Miscibility

Submitted by ChemPRIME Staff on Thu, 12/16/2010 - 14:03


When a solidA state of matter having a specific shape and volume and in which the particles do not readily change their relative positions. dissolves in a liquidA state of matter in which the atomic-scale particles remain close together but are able to change their positions so that the matter takes the shape of its container, we very seldom find that the liquid has any tendency to dissolve in the solid. In a saturatedDescribes 1) a solution that contains the equilibrium concentration of a solute, or 2) an organic compound that contains no double or triple bonds (such as an alkane). solutionA mixture of one or more substances dissolved in a solvent to give a homogeneous mixture. of potassium chloride, for example, essentially no water dissolves in the potassium chloride crystals. With liquids the situation is usually different. If equal quantities of 1-butanol and water are shaken together, the mixtureA combination of two or more substances in which the substances retain their chemical identity. slowly separates into two layers. The bottom layer is a saturated solution of 1-butanol in water—it contains about 8% 1-butanol by weightA measure of the gravitational force on an object; directly proportional to mass.. The top layer is not pure 1-butanol but a saturated solution of water in 1-butanol. It contains about 32% water by weight. A pair of liquids, like 1-butanol and water, which separates into two layers is said to be partially miscibleWith respect to two liquids, able to dissolve in each other in any proportion..
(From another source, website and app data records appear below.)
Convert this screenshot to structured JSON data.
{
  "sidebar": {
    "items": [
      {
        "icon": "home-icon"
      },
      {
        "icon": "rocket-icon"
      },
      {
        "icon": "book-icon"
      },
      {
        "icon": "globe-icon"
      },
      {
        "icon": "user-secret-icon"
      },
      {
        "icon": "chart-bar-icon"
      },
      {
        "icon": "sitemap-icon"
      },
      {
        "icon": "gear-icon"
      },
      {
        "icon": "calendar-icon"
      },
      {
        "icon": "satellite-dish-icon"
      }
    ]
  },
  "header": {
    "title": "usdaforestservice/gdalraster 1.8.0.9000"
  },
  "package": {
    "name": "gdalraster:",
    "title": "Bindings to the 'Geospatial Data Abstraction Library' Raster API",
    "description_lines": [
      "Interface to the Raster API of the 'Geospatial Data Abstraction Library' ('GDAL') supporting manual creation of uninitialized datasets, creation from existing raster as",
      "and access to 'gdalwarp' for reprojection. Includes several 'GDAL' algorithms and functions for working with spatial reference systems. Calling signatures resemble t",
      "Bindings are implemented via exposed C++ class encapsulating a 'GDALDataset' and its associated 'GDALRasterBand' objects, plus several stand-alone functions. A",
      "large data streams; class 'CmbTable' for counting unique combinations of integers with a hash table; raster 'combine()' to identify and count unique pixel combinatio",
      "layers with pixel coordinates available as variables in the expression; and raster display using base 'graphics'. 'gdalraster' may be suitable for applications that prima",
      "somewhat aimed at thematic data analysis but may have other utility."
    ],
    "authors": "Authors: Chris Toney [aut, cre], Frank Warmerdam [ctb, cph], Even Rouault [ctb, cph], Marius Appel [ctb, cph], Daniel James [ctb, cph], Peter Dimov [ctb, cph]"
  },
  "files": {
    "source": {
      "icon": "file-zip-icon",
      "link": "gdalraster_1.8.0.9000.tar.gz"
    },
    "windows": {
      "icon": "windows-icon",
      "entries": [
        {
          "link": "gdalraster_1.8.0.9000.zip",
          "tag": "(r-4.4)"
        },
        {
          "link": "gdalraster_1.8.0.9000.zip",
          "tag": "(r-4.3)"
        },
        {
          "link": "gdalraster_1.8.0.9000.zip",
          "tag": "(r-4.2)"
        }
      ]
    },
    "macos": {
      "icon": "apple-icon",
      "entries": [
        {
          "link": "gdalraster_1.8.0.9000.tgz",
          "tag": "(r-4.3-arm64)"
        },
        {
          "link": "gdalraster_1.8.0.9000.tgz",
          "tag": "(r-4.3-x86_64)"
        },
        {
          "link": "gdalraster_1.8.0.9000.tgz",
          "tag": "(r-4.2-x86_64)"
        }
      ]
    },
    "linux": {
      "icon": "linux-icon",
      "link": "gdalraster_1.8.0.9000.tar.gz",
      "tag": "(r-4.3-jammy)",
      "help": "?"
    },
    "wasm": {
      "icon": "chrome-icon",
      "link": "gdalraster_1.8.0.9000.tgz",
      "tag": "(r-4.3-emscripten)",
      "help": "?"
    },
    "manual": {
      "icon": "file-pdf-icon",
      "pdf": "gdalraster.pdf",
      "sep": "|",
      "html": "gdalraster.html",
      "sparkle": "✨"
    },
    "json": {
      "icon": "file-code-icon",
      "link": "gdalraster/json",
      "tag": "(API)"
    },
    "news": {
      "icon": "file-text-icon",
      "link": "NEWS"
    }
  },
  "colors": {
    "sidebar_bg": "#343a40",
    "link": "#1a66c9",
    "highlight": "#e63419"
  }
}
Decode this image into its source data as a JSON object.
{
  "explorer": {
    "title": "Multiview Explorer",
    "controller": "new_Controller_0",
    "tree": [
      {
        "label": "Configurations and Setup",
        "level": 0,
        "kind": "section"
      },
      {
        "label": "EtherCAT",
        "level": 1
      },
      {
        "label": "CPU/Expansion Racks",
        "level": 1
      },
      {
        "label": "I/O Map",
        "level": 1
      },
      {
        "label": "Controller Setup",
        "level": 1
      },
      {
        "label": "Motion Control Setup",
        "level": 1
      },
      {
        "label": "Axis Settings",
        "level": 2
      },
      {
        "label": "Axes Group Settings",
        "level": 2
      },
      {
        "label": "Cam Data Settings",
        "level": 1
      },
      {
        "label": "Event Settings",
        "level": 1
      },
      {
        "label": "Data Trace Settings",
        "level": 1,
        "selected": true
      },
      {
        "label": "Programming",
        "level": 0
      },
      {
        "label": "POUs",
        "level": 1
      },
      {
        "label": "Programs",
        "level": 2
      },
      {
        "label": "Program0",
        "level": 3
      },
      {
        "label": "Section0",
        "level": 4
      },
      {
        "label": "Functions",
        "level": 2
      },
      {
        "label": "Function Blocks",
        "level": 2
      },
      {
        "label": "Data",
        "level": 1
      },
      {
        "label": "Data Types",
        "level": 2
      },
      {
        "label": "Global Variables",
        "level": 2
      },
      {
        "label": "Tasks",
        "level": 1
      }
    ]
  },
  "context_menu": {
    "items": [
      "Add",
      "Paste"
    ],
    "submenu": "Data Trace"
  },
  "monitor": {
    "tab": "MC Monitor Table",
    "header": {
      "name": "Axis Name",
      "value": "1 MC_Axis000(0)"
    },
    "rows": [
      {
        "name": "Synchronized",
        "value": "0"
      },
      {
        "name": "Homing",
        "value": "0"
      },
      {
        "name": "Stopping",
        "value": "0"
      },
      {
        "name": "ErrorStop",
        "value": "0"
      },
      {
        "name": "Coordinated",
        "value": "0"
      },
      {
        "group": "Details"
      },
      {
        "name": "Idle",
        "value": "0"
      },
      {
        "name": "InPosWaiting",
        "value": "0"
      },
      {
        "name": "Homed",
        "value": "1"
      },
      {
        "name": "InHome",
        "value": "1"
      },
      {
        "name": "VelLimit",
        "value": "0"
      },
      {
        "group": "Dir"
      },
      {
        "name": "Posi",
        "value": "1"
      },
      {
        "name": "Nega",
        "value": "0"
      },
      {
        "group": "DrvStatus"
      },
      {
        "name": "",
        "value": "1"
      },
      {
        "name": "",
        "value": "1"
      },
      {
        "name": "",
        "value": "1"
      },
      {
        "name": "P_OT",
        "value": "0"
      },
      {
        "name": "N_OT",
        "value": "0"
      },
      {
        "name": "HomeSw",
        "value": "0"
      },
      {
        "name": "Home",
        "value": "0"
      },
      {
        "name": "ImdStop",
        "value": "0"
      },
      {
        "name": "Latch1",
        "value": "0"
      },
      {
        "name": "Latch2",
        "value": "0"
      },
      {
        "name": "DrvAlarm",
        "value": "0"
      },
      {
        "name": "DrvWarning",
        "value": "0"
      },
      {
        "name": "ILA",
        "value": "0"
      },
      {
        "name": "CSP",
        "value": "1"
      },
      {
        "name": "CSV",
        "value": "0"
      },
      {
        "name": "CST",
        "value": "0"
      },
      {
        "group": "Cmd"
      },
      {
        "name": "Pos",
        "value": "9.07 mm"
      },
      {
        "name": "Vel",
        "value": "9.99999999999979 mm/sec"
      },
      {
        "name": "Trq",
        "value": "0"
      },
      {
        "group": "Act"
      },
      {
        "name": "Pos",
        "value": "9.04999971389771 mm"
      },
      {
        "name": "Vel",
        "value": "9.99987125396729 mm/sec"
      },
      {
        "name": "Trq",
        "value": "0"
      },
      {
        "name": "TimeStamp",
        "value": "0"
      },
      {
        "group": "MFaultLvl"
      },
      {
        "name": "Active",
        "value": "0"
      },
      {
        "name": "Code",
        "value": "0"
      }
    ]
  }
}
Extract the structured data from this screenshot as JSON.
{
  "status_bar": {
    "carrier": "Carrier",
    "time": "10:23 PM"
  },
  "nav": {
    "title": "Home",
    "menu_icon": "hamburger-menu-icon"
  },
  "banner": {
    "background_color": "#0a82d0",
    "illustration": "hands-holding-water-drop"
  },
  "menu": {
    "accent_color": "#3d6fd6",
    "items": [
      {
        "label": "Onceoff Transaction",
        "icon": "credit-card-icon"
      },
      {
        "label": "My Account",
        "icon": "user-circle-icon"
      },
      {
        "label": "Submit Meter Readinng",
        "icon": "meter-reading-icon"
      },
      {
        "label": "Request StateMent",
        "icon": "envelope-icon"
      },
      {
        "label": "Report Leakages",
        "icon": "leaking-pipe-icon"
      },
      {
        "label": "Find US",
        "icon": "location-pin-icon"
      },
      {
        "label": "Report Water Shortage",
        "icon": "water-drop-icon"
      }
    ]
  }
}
By contrast with the solubilities of solids in liquids, a great many liquid pairs are completely miscible. That is, regardless of the proportions in which the two liquids are mixed, each will dissolve completely in the other. There will be no phase boundary as in the case of partially miscible liquids like 1-butanol and water. Ethanol and water provide a good example of two liquids which are completely miscible. If you have a source of pure ethanol, it is possible to mix a drink in any proportions you like-even up to 200 proof—without forming two separate liquid phases.